Gardening projects How to make a garden Cognitive functions Prepare the soil Buy plants or take cuttings Dig a big enough hole Plant the plant firmly Water well Keep watering Reasons for having a garden: our intentions Planning the space: size, position, orientation Allocating time and labour Precision regarding budget, type of plants, water supply, tools, etc Comparison – choosing specific plants for specific purpose and place Hypothetical thinking: what if? (no water supply; a drought; vandalism) Projecting relationships: e.g. between the needs of the community and the ongoing care of the garden Clear communication to ensure teamwork Etcetera!!
Mediation vs. Teaching in a ‘dance for the disabled’ program (Icandance) TEACHING OF BEHAVIOUR Focus is on extrinsic motivation: if you behave well, I will reward you MEDIATION OF BEHAVIOUR Behaviour = choices (comparison) What do we need to do next? (sequence and order in time) Where do we need to go next? (orientation in space) Mediation of meaning and Intrinsic motivation: if I do this, I get to do more lovely stuff and it works better each time
A way forward? Apprenticeship and mentoring: shadowing an experienced educator (Rogoff, Apprenticeship in Thinking, 1990) The worm’s eye view: being local, the community makes its own way, taking the long view (Tim Harford, Adapt, chapter 4, 2011; Paolo Freire, Pedagogy of the Oppressed 1970, 1996) Publicity: raising public awareness

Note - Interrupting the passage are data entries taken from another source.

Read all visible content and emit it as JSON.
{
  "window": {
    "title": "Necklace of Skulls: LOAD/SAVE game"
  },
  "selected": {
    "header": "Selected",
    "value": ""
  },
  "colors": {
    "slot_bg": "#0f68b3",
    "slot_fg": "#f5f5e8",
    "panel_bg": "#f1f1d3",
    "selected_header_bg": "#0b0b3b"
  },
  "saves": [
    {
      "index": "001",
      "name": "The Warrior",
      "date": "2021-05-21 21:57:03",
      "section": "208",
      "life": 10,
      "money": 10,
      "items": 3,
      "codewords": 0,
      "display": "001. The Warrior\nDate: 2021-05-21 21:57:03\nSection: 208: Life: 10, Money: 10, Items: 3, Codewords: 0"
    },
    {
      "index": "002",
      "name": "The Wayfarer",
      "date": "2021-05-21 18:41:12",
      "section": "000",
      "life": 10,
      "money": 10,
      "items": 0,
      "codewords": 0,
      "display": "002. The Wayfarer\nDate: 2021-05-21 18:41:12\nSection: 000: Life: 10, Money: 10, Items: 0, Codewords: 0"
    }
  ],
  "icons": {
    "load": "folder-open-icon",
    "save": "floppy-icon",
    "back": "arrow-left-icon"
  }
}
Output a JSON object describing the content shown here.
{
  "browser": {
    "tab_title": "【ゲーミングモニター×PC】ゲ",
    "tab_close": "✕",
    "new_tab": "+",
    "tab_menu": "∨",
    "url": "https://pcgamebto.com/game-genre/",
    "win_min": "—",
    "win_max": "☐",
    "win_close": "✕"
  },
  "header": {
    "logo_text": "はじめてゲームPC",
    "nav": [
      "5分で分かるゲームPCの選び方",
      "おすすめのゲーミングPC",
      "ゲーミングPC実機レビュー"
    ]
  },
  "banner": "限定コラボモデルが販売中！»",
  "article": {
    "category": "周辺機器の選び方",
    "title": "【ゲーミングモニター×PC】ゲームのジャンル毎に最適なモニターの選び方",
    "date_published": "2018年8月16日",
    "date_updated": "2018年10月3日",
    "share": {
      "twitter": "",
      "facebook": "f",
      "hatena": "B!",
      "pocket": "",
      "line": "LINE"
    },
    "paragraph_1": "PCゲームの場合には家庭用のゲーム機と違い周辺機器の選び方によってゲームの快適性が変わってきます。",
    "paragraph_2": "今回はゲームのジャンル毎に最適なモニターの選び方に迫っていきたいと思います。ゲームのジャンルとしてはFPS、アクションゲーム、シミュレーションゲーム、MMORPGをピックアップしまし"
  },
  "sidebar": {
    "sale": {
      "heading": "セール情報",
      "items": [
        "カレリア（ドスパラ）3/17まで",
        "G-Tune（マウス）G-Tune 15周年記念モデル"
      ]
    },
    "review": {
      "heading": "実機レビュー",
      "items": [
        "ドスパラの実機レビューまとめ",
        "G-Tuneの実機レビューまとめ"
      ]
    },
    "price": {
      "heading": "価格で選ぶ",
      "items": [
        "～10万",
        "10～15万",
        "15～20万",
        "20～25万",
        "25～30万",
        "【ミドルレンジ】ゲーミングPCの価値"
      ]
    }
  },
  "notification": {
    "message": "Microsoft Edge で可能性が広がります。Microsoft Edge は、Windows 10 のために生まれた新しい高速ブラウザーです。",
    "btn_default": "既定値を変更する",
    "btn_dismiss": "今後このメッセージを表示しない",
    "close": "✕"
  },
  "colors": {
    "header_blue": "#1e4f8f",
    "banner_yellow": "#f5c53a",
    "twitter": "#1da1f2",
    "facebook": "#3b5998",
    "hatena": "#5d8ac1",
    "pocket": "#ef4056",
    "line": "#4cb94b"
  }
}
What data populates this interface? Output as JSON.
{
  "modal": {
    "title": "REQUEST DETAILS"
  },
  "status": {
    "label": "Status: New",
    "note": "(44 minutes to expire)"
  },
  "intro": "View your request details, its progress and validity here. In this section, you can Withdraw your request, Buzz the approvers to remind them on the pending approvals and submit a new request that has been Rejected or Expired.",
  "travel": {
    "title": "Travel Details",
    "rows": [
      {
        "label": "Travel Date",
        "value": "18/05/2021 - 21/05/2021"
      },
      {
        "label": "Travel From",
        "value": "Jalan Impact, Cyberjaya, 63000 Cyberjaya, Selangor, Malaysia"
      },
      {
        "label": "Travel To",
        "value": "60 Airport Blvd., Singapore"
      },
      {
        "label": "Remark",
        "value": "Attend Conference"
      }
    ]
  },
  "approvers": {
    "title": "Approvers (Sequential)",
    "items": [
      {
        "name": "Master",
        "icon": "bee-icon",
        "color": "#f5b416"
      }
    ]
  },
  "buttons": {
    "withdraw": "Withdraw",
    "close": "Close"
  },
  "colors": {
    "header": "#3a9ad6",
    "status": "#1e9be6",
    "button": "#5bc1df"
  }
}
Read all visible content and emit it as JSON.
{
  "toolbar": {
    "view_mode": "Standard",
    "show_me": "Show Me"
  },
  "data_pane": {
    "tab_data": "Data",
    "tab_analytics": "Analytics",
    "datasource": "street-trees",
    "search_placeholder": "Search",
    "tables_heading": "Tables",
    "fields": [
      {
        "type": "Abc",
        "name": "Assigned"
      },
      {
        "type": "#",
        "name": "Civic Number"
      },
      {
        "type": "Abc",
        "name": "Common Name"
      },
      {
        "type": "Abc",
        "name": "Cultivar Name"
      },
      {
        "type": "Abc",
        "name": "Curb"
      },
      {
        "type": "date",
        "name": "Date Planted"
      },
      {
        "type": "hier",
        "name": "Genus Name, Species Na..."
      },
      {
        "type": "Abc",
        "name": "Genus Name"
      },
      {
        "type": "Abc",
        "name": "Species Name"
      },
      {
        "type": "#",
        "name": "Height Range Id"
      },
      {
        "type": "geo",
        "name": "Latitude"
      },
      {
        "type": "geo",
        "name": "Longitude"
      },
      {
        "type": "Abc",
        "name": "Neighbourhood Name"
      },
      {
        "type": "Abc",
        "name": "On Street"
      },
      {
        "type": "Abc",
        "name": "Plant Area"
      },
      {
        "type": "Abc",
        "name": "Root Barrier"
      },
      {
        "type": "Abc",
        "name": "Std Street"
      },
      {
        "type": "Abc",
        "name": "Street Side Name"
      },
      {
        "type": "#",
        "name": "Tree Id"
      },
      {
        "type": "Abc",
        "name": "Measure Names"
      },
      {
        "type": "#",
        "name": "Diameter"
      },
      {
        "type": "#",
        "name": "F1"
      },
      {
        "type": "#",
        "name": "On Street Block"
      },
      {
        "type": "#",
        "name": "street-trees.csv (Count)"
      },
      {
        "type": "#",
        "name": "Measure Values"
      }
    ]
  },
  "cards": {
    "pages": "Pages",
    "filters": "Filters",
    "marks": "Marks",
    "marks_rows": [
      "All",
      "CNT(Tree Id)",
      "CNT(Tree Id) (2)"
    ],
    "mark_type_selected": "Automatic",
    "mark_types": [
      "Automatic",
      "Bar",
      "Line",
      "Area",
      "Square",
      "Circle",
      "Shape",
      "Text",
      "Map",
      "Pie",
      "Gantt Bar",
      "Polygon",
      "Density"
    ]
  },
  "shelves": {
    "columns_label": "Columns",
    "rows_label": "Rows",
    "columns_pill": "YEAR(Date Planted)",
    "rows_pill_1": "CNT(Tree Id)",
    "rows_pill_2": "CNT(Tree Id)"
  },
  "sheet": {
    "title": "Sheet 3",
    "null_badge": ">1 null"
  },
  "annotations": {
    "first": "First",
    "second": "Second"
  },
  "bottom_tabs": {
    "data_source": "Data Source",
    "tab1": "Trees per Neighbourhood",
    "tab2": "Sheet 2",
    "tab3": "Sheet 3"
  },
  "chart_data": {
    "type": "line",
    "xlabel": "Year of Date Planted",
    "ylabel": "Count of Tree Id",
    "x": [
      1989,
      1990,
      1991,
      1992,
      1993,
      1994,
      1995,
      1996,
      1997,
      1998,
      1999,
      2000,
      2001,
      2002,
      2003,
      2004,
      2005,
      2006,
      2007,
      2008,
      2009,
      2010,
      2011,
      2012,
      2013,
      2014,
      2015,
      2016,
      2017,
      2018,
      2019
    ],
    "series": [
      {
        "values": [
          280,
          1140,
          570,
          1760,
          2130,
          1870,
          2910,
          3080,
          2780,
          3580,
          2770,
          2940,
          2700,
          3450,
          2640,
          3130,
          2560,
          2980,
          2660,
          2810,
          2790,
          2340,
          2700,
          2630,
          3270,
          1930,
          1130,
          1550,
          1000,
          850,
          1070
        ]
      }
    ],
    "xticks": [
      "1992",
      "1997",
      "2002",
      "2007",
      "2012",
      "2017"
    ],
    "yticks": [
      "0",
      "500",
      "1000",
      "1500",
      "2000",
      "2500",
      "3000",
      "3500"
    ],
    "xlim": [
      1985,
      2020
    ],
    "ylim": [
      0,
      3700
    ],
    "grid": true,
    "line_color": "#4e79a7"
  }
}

What would I wish to see? No more failed Bradleys Movies Fiction and children’s books TV programmes for children and their parents (like Sesame street) For those without a TV, programmes to be shown at schools Journalists: not what is wrong with this country and its education but “here is a magic potion” P.R. and lobbying groups Big business Politicians big and small
Fiction and movies Movies: The King’s Speech (stuttering) The Imitation Game (ASD) A Theory of Everything (MND) Fiction: The Curious Incident of the Dog in the Night Time, Mark Haddon(ASD) If I Could Tell You, Hannah Brown (ASD) Jason’s Secret, Ellen-Marie Silverman (stuttering) Black Swan Green, David Mitchell (stuttering) The Fault in our Stars, John Green (cancer) Silent Boy, Torey Hayden (child abuse) Joshy Finds his Voice, Cynthia Pelman (specific language disorder)
My attempt at raising awareness of Cognitive Education among the general public
Leading to?? A groundswell of public opinion making demands: “Why is this miracle only available to those who can pay for it?” A “tipping point”: a magic moment when new ideas cross a line, tip, and spread like wildfire “Going viral”; “Epidemic in action”
A ‘tipping point’ Malcolm Gladwell’s* concept: how do big ideas ‘go viral’? IE and MLE are big ideas which have not yet ‘gone viral’ At conferences like these we are talking to people who already know; how do we reach the broader public, the parents, the funders, the politicians, the policy-makers? *Gladwell, M. The Tipping Point. Abacus, 2000
How do we make something “go viral”? Ensure ‘contagion’: talk to people who have no connection with education (educators only talk to each other, the idea will never spread beyond the small group) Each person tells at least 4 others Find influential people to promote the idea (the networkers, the ones who are in the news, entertainers, comedians, footballers)
‘ Contagion’: one person talks to two others
Each person talking to a few people outside their own group